Glass is reprocessed by URM/Berryman, South Kirby.  Glass is 100% recyclable with no loss of quality and can be made into new glass products such as bottles, jars and glass wool or used in road aggregate.

Textiles 

There are a number of textile banks throughout the district which can be used to recycle clothing and paired shoes. 

The collected materials are taken to ERC's warehouse in Germany where they are sorted into different grades. Most items are then sent abroad to developing countries where they are sold at markets to be re-worn. Items which are not suitable to be reused as clothing are broken down so that their fastenings, trimmings and fibres can be recycled.

Textiles collected from the kerb are recycled by Green World Recycling Ltd.  The majority of items will be exported to Eastern Europe for re-wear.  Low grade items, which are not suitable to be worn again, will be made into cloths, rags and soundproofing for the automotive industry.     

Paper and cardboard

All paper and cardboard collected at the kerbside is sent to Newport Paper. The paper and cardboard is then sent to Viar Paper in Belgium to be processed.

Electrical appliances

Electrical and electronic appliances are taken to Sims Metal Management, Avonmouth. Metals will be extracted for resale and where possible other materials, such as plastic, will be captured for recycling.  Batteries are taken to WasteCare, Birmingham.

Food waste

Food waste is taken to Andigestion’s anaerobic digestion plant in Gloucestershire where it is treated. At the plant any caddy liners will be removed.  The food waste is mixed and pulped to create a thick liquid which is then pasteurised to kill any harmful bacteria.

As the food waste breaks down it produces biogas (a mixture of methane and carbon dioxide) which is extracted and fed back to the grid. Once the gas has been removed a liquid food fertiliser (known as ‘digestate’) remains which can be used on local farmland. Digestate is high in valuable nutrients such as nitrogen, phosphorus and other elements required for healthy plant growth and fertile soil.

Garden waste

Garden waste collected from the kerbside is taken to Rose Hill Farm, Dymock where it is composted to make a nutrient rich soil improver. 

The green waste is shredded and then turned at regular intervals. Any contamination is separated from the compost by passing the material over screens.
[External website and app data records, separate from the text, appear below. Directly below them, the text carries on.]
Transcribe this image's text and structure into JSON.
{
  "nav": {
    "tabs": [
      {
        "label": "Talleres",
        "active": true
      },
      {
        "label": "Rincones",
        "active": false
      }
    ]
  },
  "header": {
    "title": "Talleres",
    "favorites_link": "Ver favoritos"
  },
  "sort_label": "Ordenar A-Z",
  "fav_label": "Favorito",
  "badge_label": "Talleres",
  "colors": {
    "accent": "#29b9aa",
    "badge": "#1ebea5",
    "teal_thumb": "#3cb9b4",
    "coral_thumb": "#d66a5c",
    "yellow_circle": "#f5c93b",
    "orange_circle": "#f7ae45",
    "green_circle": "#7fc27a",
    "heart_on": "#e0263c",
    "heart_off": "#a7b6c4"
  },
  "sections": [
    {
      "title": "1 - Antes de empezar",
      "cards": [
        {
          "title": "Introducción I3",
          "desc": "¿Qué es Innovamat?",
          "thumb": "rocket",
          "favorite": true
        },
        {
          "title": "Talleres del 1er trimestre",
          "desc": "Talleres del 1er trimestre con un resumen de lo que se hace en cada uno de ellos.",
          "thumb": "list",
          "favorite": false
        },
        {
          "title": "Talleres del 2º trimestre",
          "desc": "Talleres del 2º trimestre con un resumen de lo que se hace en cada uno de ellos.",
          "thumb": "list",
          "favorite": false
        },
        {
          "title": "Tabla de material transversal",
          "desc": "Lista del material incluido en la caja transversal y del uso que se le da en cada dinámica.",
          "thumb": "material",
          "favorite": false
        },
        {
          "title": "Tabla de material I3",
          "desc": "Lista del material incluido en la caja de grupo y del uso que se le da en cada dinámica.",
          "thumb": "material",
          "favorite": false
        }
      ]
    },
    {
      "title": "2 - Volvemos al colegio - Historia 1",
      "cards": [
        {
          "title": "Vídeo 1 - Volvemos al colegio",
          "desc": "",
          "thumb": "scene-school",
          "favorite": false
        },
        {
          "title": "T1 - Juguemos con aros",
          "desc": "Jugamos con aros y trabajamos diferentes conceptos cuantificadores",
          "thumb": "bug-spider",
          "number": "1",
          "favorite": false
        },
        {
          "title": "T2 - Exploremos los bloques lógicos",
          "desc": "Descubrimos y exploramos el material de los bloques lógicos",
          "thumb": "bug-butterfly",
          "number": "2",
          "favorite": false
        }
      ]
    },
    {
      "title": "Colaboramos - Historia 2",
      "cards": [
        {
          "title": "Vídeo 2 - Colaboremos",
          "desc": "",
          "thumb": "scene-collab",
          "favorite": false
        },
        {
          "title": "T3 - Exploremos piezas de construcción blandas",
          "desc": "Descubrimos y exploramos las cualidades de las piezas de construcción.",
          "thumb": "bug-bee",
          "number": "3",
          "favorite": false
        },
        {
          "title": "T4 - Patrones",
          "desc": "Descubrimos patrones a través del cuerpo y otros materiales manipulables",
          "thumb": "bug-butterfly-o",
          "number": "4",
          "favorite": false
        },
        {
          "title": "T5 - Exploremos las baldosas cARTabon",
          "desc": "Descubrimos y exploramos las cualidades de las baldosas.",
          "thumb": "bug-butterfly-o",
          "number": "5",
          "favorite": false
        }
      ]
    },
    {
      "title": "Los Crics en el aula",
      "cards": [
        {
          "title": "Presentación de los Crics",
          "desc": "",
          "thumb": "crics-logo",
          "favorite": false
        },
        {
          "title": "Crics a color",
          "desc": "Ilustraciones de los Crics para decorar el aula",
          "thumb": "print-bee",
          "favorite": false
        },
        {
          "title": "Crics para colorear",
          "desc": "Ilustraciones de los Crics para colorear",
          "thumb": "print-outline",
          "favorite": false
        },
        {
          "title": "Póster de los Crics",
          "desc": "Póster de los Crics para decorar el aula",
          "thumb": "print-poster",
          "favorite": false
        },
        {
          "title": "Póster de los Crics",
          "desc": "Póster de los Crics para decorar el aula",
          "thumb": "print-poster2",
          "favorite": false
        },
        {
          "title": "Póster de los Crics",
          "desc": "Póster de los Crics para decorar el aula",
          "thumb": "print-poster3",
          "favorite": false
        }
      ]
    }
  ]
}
The compost is high in valuable nutrients required for fertile soil and is used on local farms.

Bags of soil improver are available to purchase from the Household Recycling Centres for a small charge (currently £3.50 for a 40ltr bag).

Cartons

Cartons (such as tetra paks) can be recycled at five sites across the district.  The material is then taken to a mill in Halifax where the components are separated before being recycled into board packaging (fibres) and garden furniture (composite plastics). Find out more about the Alliance for Beverage Cartons and the Environment (ACE UK) and Sonoco Alcore.

Data Reporting

We report on the weight (in tonnes) of the material it collects and the destination of where the recycling is taken to central Government on a quarterly basis. This information is available to the public at www.wastedataflow.org